There is a strong relationship between the fittings on the
spinning wheel and the type of yarn easily produced. This
explains why many spinners have more than one wheel.
The working unit on all modern spinning
wheels is the combination of the flyer (the 'U'
shaped piece) and the bobbin on to which the yarn is wound
as well as the whorl. The bobbin is mounted on
the flyer shaft and rotates independently of the flyer to
wind on the yarn as it is spun. The difference in the rates
of rotation of the flyer and bobbin, dictates the amount of
twist imparted to a length of the yarn. To give control of
the twist, a range of whorls is generally available. The whorl
ratio given is the diameter of the drive wheel compared to
the diameter of the whorl. The smaller ratios are used to
give the low twist for soft yarns from longer stapled fibres,
and the high ratio used for imparting a high twist in short
fibres like cotton and cashmere.

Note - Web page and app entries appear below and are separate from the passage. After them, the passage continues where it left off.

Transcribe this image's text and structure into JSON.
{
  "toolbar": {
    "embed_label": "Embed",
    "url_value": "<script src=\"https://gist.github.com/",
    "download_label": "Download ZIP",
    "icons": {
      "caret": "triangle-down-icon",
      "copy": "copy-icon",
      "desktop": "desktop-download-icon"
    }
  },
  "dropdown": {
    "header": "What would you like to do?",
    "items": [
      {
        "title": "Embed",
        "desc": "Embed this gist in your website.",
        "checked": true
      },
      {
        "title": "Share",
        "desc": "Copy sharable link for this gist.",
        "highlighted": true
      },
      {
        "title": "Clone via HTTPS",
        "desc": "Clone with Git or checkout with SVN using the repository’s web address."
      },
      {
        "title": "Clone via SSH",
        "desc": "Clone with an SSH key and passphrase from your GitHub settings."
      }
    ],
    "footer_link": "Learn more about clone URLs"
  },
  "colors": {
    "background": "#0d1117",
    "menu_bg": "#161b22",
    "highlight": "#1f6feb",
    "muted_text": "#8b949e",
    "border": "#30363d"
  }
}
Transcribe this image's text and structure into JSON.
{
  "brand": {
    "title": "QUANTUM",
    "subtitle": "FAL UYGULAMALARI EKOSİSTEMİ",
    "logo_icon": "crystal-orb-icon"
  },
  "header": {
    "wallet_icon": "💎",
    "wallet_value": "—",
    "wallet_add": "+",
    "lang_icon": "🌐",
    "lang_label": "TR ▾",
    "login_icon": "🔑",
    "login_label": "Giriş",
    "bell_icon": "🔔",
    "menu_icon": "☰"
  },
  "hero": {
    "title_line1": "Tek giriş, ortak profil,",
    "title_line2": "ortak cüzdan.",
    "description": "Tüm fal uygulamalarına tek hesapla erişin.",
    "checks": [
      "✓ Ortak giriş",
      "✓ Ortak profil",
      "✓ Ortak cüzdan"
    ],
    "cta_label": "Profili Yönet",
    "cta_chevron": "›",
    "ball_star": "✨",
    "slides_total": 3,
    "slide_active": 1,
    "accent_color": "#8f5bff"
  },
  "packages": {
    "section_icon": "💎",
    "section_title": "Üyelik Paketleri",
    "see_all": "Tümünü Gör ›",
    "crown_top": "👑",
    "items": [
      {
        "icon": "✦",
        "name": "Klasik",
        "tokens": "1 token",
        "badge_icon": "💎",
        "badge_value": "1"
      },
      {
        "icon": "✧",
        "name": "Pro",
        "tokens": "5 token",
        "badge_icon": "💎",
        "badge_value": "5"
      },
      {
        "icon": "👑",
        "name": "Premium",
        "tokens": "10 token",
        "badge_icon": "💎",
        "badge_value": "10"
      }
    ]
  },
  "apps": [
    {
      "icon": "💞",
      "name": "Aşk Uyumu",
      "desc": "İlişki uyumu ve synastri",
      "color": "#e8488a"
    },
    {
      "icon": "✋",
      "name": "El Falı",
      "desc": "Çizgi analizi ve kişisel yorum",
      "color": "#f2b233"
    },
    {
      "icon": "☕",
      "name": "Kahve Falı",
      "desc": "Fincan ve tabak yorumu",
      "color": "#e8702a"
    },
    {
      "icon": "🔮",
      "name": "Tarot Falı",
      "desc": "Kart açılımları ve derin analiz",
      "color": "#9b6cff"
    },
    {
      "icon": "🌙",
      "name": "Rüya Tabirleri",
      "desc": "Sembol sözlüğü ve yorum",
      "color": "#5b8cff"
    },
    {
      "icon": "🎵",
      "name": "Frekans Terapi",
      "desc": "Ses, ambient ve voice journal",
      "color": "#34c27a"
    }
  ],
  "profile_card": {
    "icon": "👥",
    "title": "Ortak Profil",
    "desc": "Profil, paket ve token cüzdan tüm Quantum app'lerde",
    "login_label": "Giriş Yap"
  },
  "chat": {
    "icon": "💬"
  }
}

The bobbin should hold at least 100gm of yarn to limit the
number of bobbin changes when spinning.
The drive ratio, measured by the ratio of the diameter of
the driving wheel to the whorl, largely determines the type
of yarn which can be spun easily. For a range of yarns, a
spinning wheel with a wide set of whorl diameters is helpful.
Most softer woollen knitting and weaving yarns can be spun
on all the commonly available wheels which are supplied with
drive ratios in the range 8 to 12:1. Finer yarns require higher
twist and a drive ratio of 14 to 20:1 or more. Bulky yarns
and soft spun yarns of over 1cm diameter require a ratio in
the region of 3 to 8:1.
The size of the flyer orifice can limit yarn plying. It
is important to check this when choosing your spinning wheel.
The flyer is best with an orifice of around 1cm. A larger
orifice gives a tug on the yarn for each turn of the wheel
making fine yarn spinning more difficult. Bulky and complex
plyed yarns need an orifice in the flyer of 1.5 cm or more
as well as larger bobbin and flyer hooks.